Let me begin with these beautifully personal words of St. Augustine which, though written in the 3rd century, speak to each one of us as humans who share in the common experience of longing for God, something much larger than what we merely see around us: I implore you to live with me and, by believing, to run with me; let us long for our heavenly country, let us sigh for our heavenly home, let us truly feel that here we are strangers. It is fitting that as another liturgical year comes to a close, we together as strangers celebrated the Solemnity of Christ the King during the last Sunday of Ordinary Time, recalling our very beginning and ultimate end in the Kingdom of God. It is truly remarkable that while we are strangers, we are strangers together who, though in earthly exile, sigh for our heavenly home with one another. In this respect, we are never strangers in the sense that we may not know one another personally, but we are strangers in that we are all unfamiliar with the physical realm we currently inhabit as we are not made for this earth. By this common trait of ours, though we all may differ in regards to color, creed, or culture, the fact that we are on this earthly pilgrimage together means that we are all intimately bound to each other as one.
|St. Joseph Abbey Church|
St. Benedict, Louisiana
Christ tells us, The kingdom of God, does not come for all to see; nor shall they say: Behold, here it is, or behold, there it is, but the kingdom of God is within us, for the word of God is very near, in our mouth and in our heart. It is very clear that by Jesus’ own teaching and followed by the living tradition of the Church, since we are all created in the image and likeness of God, the dignity we possess as creatures in the hands of our loving Creator is the same dignity bestowed on us as bearers of God, his dwelling place. St. Teresa of Avila explains to her fellow consecrated sisters that the soul of the just person is nothing else but a paradise where the Lord says he finds his delight. St. Teresa goes on to illustrate the interior dwelling of God within each of us as an immense castle where our soul progresses from room to room until it finds its rest in the royal chamber of our Lord and King, Jesus Christ. This journey of our soul is indeed a way toward greater and greater perfection as the more perfect we are interiorly (i.e. the more our desires are rightly-ordered), the more inviting we become for the Spirit of God to find his rest within us. Christ, speaking with the Father, wonderfully describes the blessedness of the faithful person with a well-ordered soul: We shall come to him and make our home with him.
But what is it to be well-ordered and prefect? What supernatural, angelic being must we become in order to possess the entire immensity of the omnipotent Trinity within us, God the Father, the Son, and the Holy Spirit? No. No, perfection is much simpler and within our reach than that, so simple in fact it must come from God himself; any complication in the matter is a mere pesky habit of human origin. Let us understand, as St. Teresa tells us that true perfection consists in love of God and neighbor; the more perfectly we keep these two commandments, the more perfect we will be. The simplicity of what it means to be perfect leads us to the simplicity of being perfect, which is quite simply love of God and neighbor. By the very fact that we are not strangers with one another, in virtue of our heavenly origin, but rather brothers and sisters who journey together as strangers in a strange land, to be perfect is deeply rooted in the instinct we possess and the command we are given to love each other with the same love we have for God.

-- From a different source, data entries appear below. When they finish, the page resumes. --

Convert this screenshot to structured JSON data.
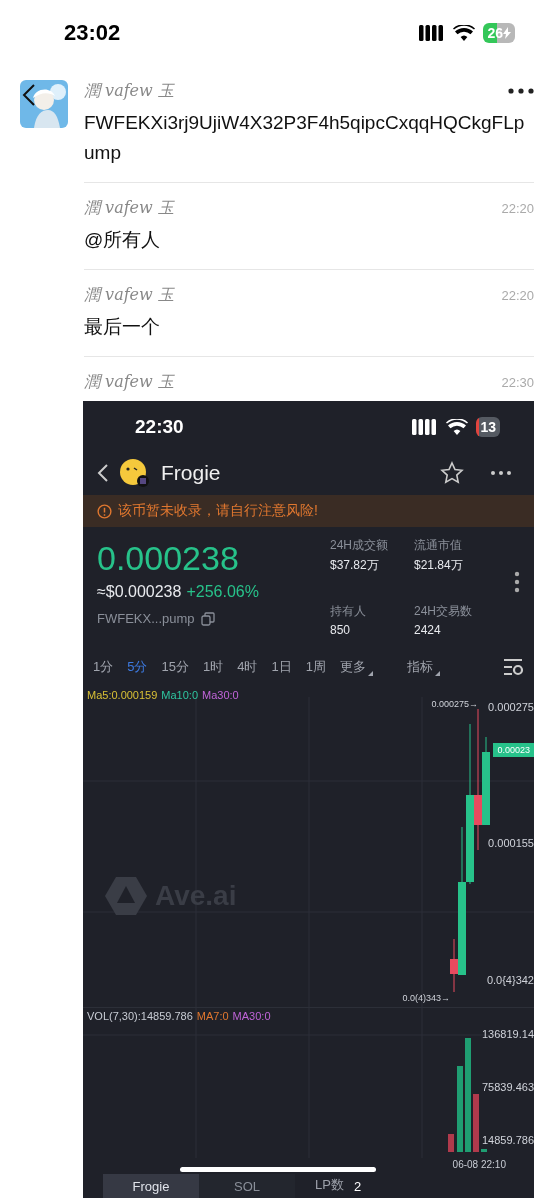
{
  "status_bar": {
    "time": "23:02",
    "battery": "26",
    "charging": true
  },
  "messages": [
    {
      "kind": "text",
      "sender": "潤 vafew 玉",
      "avatar": true,
      "overlay_menu": true,
      "text": "FWFEKXi3rj9UjiW4X32P3F4h5qipcCxqqHQCkgFLpump"
    },
    {
      "kind": "text",
      "sender": "潤 vafew 玉",
      "time": "22:20",
      "text": "@所有人"
    },
    {
      "kind": "text",
      "sender": "潤 vafew 玉",
      "time": "22:20",
      "text": "最后一个"
    },
    {
      "kind": "image",
      "sender": "潤 vafew 玉",
      "time": "22:30"
    }
  ],
  "shared_screenshot": {
    "status_bar": {
      "time": "22:30",
      "battery": "13"
    },
    "title": "Frogie",
    "warning": "该币暂未收录，请自行注意风险!",
    "price": "0.000238",
    "usd_price": "≈$0.000238",
    "change": "+256.06%",
    "address": "FWFEKX...pump",
    "stats": [
      {
        "label": "24H成交额",
        "value": "$37.82万"
      },
      {
        "label": "流通市值",
        "value": "$21.84万"
      },
      {
        "label": "持有人",
        "value": "850"
      },
      {
        "label": "24H交易数",
        "value": "2424"
      }
    ],
    "intervals": [
      {
        "label": "1分",
        "selected": false,
        "dropdown": false
      },
      {
        "label": "5分",
        "selected": true,
        "dropdown": false
      },
      {
        "label": "15分",
        "selected": false,
        "dropdown": false
      },
      {
        "label": "1时",
        "selected": false,
        "dropdown": false
      },
      {
        "label": "4时",
        "selected": false,
        "dropdown": false
      },
      {
        "label": "1日",
        "selected": false,
        "dropdown": false
      },
      {
        "label": "1周",
        "selected": false,
        "dropdown": false
      },
      {
        "label": "更多",
        "selected": false,
        "dropdown": true
      },
      {
        "label": "指标",
        "selected": false,
        "dropdown": true
      }
    ],
    "ma_legend": [
      {
        "text": "Ma5:0.000159",
        "color": "#d8c035"
      },
      {
        "text": "Ma10:0",
        "color": "#2ec6a0"
      },
      {
        "text": "Ma30:0",
        "color": "#c064d8"
      }
    ],
    "watermark": "Ave.ai",
    "price_labels": [
      {
        "kind": "marker",
        "text": "0.000275→"
      },
      {
        "kind": "axis",
        "text": "0.000275"
      },
      {
        "kind": "current",
        "text": "0.00023"
      },
      {
        "kind": "axis",
        "text": "0.000155"
      },
      {
        "kind": "axis",
        "text": "0.0{4}342"
      },
      {
        "kind": "marker",
        "text": "0.0(4)343→"
      }
    ],
    "vol_legend": [
      {
        "text": "VOL(7,30):14859.786",
        "color": "#c8ccd4"
      },
      {
        "text": "MA7:0",
        "color": "#e0772f"
      },
      {
        "text": "MA30:0",
        "color": "#c064d8"
      }
    ],
    "vol_labels": [
      "136819.14",
      "75839.463",
      "14859.786"
    ],
    "date_label": "06-08 22:10",
    "bottom_tabs": [
      {
        "label": "Frogie",
        "selected": true
      },
      {
        "label": "SOL",
        "selected": false
      }
    ],
    "lp": {
      "label": "LP数",
      "value": "2"
    }
  }
}
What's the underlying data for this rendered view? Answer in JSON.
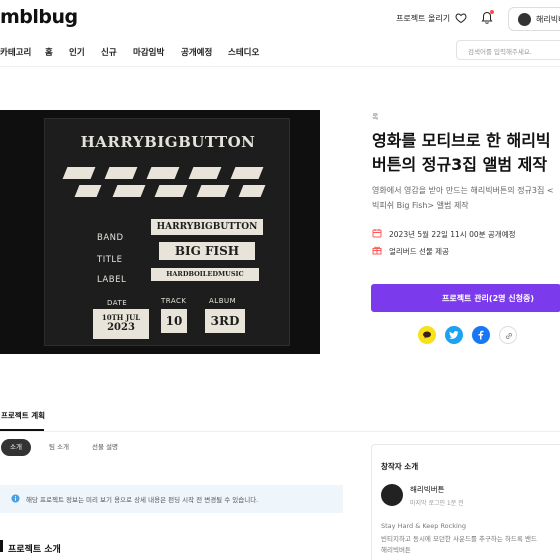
{
  "header": {
    "logo": "mblbug",
    "upload_link": "프로젝트 올리기",
    "username": "해리빅버튼",
    "icons": {
      "like": "heart-icon",
      "notification": "bell-icon"
    },
    "notification_color": "#ff4b4b"
  },
  "nav": {
    "items": [
      "카테고리",
      "홈",
      "인기",
      "신규",
      "마감임박",
      "공개예정",
      "스테디오"
    ],
    "search_placeholder": "검색어를 입력해주세요."
  },
  "album": {
    "title": "HARRYBIGBUTTON",
    "band_label": "BAND",
    "band_value": "HARRYBIGBUTTON",
    "title_label": "TITLE",
    "title_value": "BIG FISH",
    "label_label": "LABEL",
    "label_value": "HARDBOILEDMUSIC",
    "date_label": "DATE",
    "date_value_line1": "10TH JUL",
    "date_value_line2": "2023",
    "track_label": "TRACK",
    "track_value": "10",
    "album_label": "ALBUM",
    "album_value": "3RD"
  },
  "project": {
    "category": "록",
    "title_line1": "영화를 모티브로 한 해리빅",
    "title_line2": "버튼의 정규3집 앨범 제작",
    "desc_line1": "영화에서 영감을 받아 만드는 해리빅버튼의 정규3집 <",
    "desc_line2": "빅피쉬 Big Fish> 앨범 제작",
    "schedule": "2023년 5월 22일 11시 00분 공개예정",
    "gift": "얼리버드 선물 제공",
    "manage_button": "프로젝트 관리(2명 신청중)",
    "accent_color": "#7c3aed",
    "share_icons": [
      "kakao-icon",
      "twitter-icon",
      "facebook-icon",
      "link-icon"
    ]
  },
  "tabs": {
    "main": "프로젝트 계획",
    "subtabs": [
      "소개",
      "팀 소개",
      "선물 설명"
    ],
    "active_index": 0
  },
  "notice": "해당 프로젝트 정보는 미리 보기 용으로 상세 내용은 펀딩 시작 전 변경될 수 있습니다.",
  "section_title": "프로젝트 소개",
  "creator": {
    "heading": "창작자 소개",
    "name": "해리빅버튼",
    "last_login": "마지막 로그인 1분 전",
    "bio_line1": "Stay Hard & Keep Rocking",
    "bio_line2": "빈티지하고 동시에 모던한 사운드를 추구하는 하드록 밴드",
    "bio_line3": "해리빅버튼"
  }
}
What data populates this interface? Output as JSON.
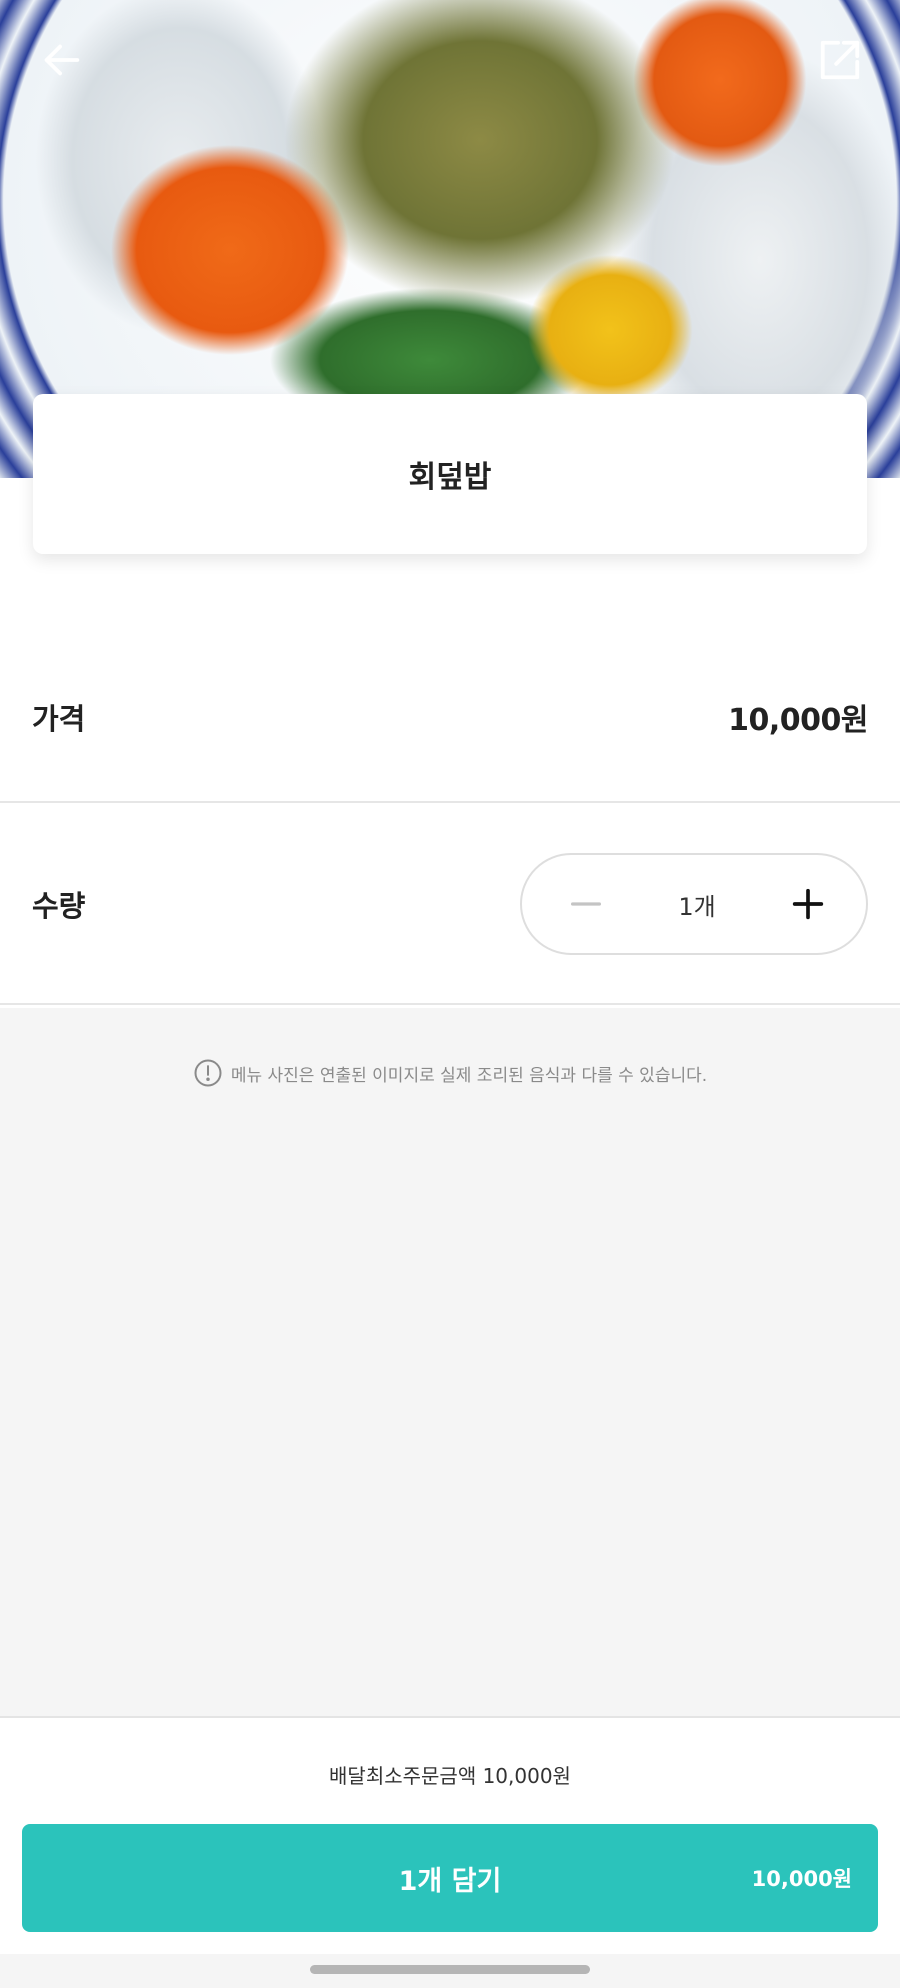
{
  "header": {
    "back_icon": "arrow-left-icon",
    "share_icon": "share-external-icon"
  },
  "menu": {
    "title": "회덮밥"
  },
  "price": {
    "label": "가격",
    "value": "10,000원"
  },
  "quantity": {
    "label": "수량",
    "value": "1개",
    "decrement_icon": "minus-icon",
    "increment_icon": "plus-icon"
  },
  "notice": {
    "icon": "info-exclamation-icon",
    "text": "메뉴 사진은 연출된 이미지로 실제 조리된 음식과 다를 수 있습니다."
  },
  "footer": {
    "min_order": "배달최소주문금액 10,000원",
    "cart_button_label": "1개 담기",
    "cart_button_total": "10,000원",
    "accent_color": "#2bc3bb"
  }
}
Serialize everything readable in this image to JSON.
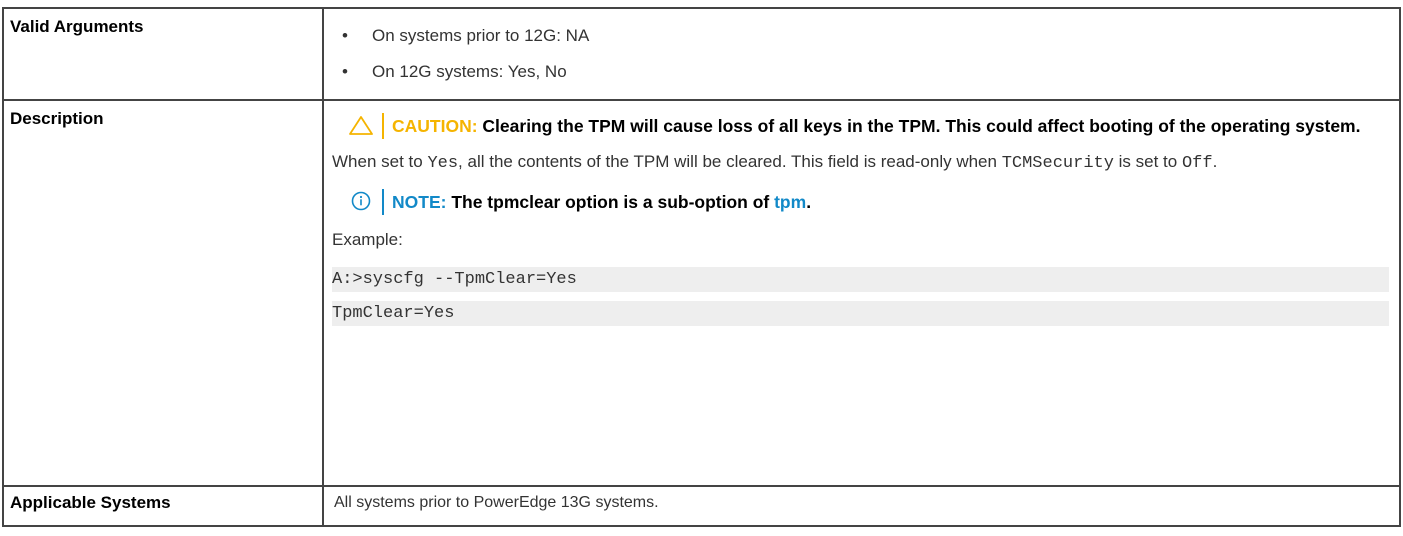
{
  "rows": {
    "valid_arguments": {
      "label": "Valid Arguments",
      "items": [
        "On systems prior to 12G: NA",
        "On 12G systems: Yes, No"
      ]
    },
    "description": {
      "label": "Description",
      "caution": {
        "tag": "CAUTION:",
        "text": "Clearing the TPM will cause loss of all keys in the TPM. This could affect booting of the operating system."
      },
      "body": {
        "part1": "When set to ",
        "code1": "Yes",
        "part2": ", all the contents of the TPM will be cleared. This field is read-only when ",
        "code2": "TCMSecurity",
        "part3": " is set to ",
        "code3": "Off",
        "part4": "."
      },
      "note": {
        "tag": "NOTE:",
        "text": "The tpmclear option is a sub-option of ",
        "link": "tpm",
        "end": "."
      },
      "example_label": "Example:",
      "code_lines": [
        "A:>syscfg --TpmClear=Yes",
        "TpmClear=Yes"
      ]
    },
    "applicable_systems": {
      "label": "Applicable Systems",
      "value": "All systems prior to PowerEdge 13G systems."
    }
  },
  "icons": {
    "caution": "warning-triangle-icon",
    "note": "info-circle-icon"
  },
  "colors": {
    "caution": "#f5b400",
    "note": "#1289c8"
  }
}
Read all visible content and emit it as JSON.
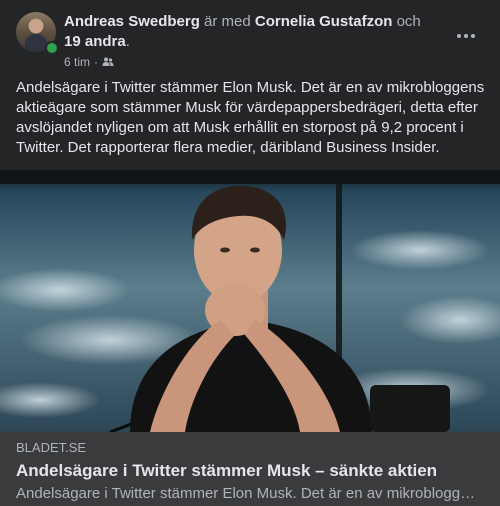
{
  "post": {
    "author": "Andreas Swedberg",
    "with_text": " är med ",
    "tagged": "Cornelia Gustafzon",
    "and_text": " och ",
    "others": "19 andra",
    "period": ".",
    "time": "6 tim",
    "dot": "·",
    "audience_icon": "friends-icon",
    "more_icon": "more-horizontal-icon",
    "text": "Andelsägare i Twitter stämmer Elon Musk. Det är en av mikrobloggens aktieägare som stämmer Musk för värdepappersbedrägeri, detta efter avslöjandet nyligen om att Musk erhållit en storpost på 9,2 procent i Twitter. Det rapporterar flera medier, däribland Business Insider."
  },
  "link_preview": {
    "domain": "BLADET.SE",
    "title": "Andelsägare i Twitter stämmer Musk – sänkte aktien",
    "description": "Andelsägare i Twitter stämmer Elon Musk. Det är en av mikrobloggens aktieägare som stämmer Musk för värdepappersbedrägeri"
  },
  "colors": {
    "background": "#242526",
    "link_box": "#3a3b3c",
    "online": "#31a24c",
    "text_primary": "#e4e6eb",
    "text_secondary": "#b0b3b8"
  }
}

The endeavor to reach this perfection begins, as with any endeavor we undertake, with prayer. Of all that has been written about prayer throughout the centuries, one thing remains constant: prayer is the conformity of our will with the will of God. When writing his Rule for monks, St. Benedict instructs his brothers that every time you begin a good work, you must pray to him most earnestly to bring it to perfection. In whatever form our prayer may take, whether a group praying the rosary, a person meditating under an oak tree, a community praying together at mass, or a poor soul contemplating God while stuck in traffic, our prayer should come from and lead us toward the surrendering of our will, with all its desires, passions, wants, fears, anxieties, dreams, concerns, joys, etc., etc., into the trusting care of the God who made us, just as we pray in the prayer Jesus himself taught us: thy Kingdom come, thy Will be done, on earth as it is in heaven. Again, St. Teresa illumines this point with words more authoritative than mine: Don’t think that in what concerns perfection there is some mystery or things unknown or still to be understood, for in perfect conformity to God’s will lies all our good.